▶ _Material shown_
*-*-*
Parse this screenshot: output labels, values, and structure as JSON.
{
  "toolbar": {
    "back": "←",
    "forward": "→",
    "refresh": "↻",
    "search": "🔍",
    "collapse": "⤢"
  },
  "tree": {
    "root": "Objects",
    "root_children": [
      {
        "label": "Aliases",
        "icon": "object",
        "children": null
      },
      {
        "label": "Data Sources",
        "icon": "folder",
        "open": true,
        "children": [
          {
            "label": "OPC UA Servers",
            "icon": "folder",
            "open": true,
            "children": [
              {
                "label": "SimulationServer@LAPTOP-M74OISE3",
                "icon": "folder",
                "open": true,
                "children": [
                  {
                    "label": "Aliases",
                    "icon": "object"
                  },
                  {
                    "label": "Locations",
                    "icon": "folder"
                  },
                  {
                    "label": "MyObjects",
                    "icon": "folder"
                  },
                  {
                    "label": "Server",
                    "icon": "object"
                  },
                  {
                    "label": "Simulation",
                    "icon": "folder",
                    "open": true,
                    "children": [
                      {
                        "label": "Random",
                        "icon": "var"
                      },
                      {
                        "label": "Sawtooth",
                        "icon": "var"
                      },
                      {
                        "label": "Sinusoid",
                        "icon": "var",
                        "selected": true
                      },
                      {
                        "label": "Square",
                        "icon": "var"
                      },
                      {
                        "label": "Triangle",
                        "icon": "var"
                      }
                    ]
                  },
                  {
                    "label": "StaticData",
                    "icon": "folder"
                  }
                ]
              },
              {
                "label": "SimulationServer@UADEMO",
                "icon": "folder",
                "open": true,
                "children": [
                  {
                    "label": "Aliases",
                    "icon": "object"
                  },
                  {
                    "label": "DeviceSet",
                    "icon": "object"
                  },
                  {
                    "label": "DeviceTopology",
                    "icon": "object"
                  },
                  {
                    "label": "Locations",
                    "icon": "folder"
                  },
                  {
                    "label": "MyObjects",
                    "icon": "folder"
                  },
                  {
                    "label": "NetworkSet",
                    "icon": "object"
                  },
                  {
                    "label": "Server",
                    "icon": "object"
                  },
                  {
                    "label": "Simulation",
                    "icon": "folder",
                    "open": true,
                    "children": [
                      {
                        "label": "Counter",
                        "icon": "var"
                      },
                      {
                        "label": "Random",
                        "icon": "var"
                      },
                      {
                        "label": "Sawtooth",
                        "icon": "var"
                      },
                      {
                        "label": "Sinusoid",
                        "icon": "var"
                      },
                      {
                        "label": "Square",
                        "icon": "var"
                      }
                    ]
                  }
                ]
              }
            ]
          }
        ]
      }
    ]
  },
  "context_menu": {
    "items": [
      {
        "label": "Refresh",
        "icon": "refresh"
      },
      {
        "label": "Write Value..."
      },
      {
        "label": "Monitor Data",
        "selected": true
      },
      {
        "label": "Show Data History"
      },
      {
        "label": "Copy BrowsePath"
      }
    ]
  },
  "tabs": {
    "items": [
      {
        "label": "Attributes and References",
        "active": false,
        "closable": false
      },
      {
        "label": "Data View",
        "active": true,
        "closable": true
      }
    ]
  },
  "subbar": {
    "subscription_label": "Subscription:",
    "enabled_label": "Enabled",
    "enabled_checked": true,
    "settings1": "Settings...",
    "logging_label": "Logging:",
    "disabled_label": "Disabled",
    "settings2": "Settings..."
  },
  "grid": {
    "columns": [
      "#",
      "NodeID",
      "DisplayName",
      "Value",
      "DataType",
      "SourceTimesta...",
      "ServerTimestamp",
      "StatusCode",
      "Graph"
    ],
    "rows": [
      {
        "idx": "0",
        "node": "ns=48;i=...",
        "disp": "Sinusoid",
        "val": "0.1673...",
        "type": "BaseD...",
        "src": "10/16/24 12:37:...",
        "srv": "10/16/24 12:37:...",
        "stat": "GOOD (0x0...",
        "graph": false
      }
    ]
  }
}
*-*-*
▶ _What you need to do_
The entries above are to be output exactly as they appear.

▶ _Result_
Parse this screenshot: output labels, values, and structure as JSON.
{
  "toolbar": {
    "back": "←",
    "forward": "→",
    "refresh": "↻",
    "search": "🔍",
    "collapse": "⤢"
  },
  "tree": {
    "root": "Objects",
    "root_children": [
      {
        "label": "Aliases",
        "icon": "object",
        "children": null
      },
      {
        "label": "Data Sources",
        "icon": "folder",
        "open": true,
        "children": [
          {
            "label": "OPC UA Servers",
            "icon": "folder",
            "open": true,
            "children": [
              {
                "label": "SimulationServer@LAPTOP-M74OISE3",
                "icon": "folder",
                "open": true,
                "children": [
                  {
                    "label": "Aliases",
                    "icon": "object"
                  },
                  {
                    "label": "Locations",
                    "icon": "folder"
                  },
                  {
                    "label": "MyObjects",
                    "icon": "folder"
                  },
                  {
                    "label": "Server",
                    "icon": "object"
                  },
                  {
                    "label": "Simulation",
                    "icon": "folder",
                    "open": true,
                    "children": [
                      {
                        "label": "Random",
                        "icon": "var"
                      },
                      {
                        "label": "Sawtooth",
                        "icon": "var"
                      },
                      {
                        "label": "Sinusoid",
                        "icon": "var",
                        "selected": true
                      },
                      {
                        "label": "Square",
                        "icon": "var"
                      },
                      {
                        "label": "Triangle",
                        "icon": "var"
                      }
                    ]
                  },
                  {
                    "label": "StaticData",
                    "icon": "folder"
                  }
                ]
              },
              {
                "label": "SimulationServer@UADEMO",
                "icon": "folder",
                "open": true,
                "children": [
                  {
                    "label": "Aliases",
                    "icon": "object"
                  },
                  {
                    "label": "DeviceSet",
                    "icon": "object"
                  },
                  {
                    "label": "DeviceTopology",
                    "icon": "object"
                  },
                  {
                    "label": "Locations",
                    "icon": "folder"
                  },
                  {
                    "label": "MyObjects",
                    "icon": "folder"
                  },
                  {
                    "label": "NetworkSet",
                    "icon": "object"
                  },
                  {
                    "label": "Server",
                    "icon": "object"
                  },
                  {
                    "label": "Simulation",
                    "icon": "folder",
                    "open": true,
                    "children": [
                      {
                        "label": "Counter",
                        "icon": "var"
                      },
                      {
                        "label": "Random",
                        "icon": "var"
                      },
                      {
                        "label": "Sawtooth",
                        "icon": "var"
                      },
                      {
                        "label": "Sinusoid",
                        "icon": "var"
                      },
                      {
                        "label": "Square",
                        "icon": "var"
                      }
                    ]
                  }
                ]
              }
            ]
          }
        ]
      }
    ]
  },
  "context_menu": {
    "items": [
      {
        "label": "Refresh",
        "icon": "refresh"
      },
      {
        "label": "Write Value..."
      },
      {
        "label": "Monitor Data",
        "selected": true
      },
      {
        "label": "Show Data History"
      },
      {
        "label": "Copy BrowsePath"
      }
    ]
  },
  "tabs": {
    "items": [
      {
        "label": "Attributes and References",
        "active": false,
        "closable": false
      },
      {
        "label": "Data View",
        "active": true,
        "closable": true
      }
    ]
  },
  "subbar": {
    "subscription_label": "Subscription:",
    "enabled_label": "Enabled",
    "enabled_checked": true,
    "settings1": "Settings...",
    "logging_label": "Logging:",
    "disabled_label": "Disabled",
    "settings2": "Settings..."
  },
  "grid": {
    "columns": [
      "#",
      "NodeID",
      "DisplayName",
      "Value",
      "DataType",
      "SourceTimesta...",
      "ServerTimestamp",
      "StatusCode",
      "Graph"
    ],
    "rows": [
      {
        "idx": "0",
        "node": "ns=48;i=...",
        "disp": "Sinusoid",
        "val": "0.1673...",
        "type": "BaseD...",
        "src": "10/16/24 12:37:...",
        "srv": "10/16/24 12:37:...",
        "stat": "GOOD (0x0...",
        "graph": false
      }
    ]
  }
}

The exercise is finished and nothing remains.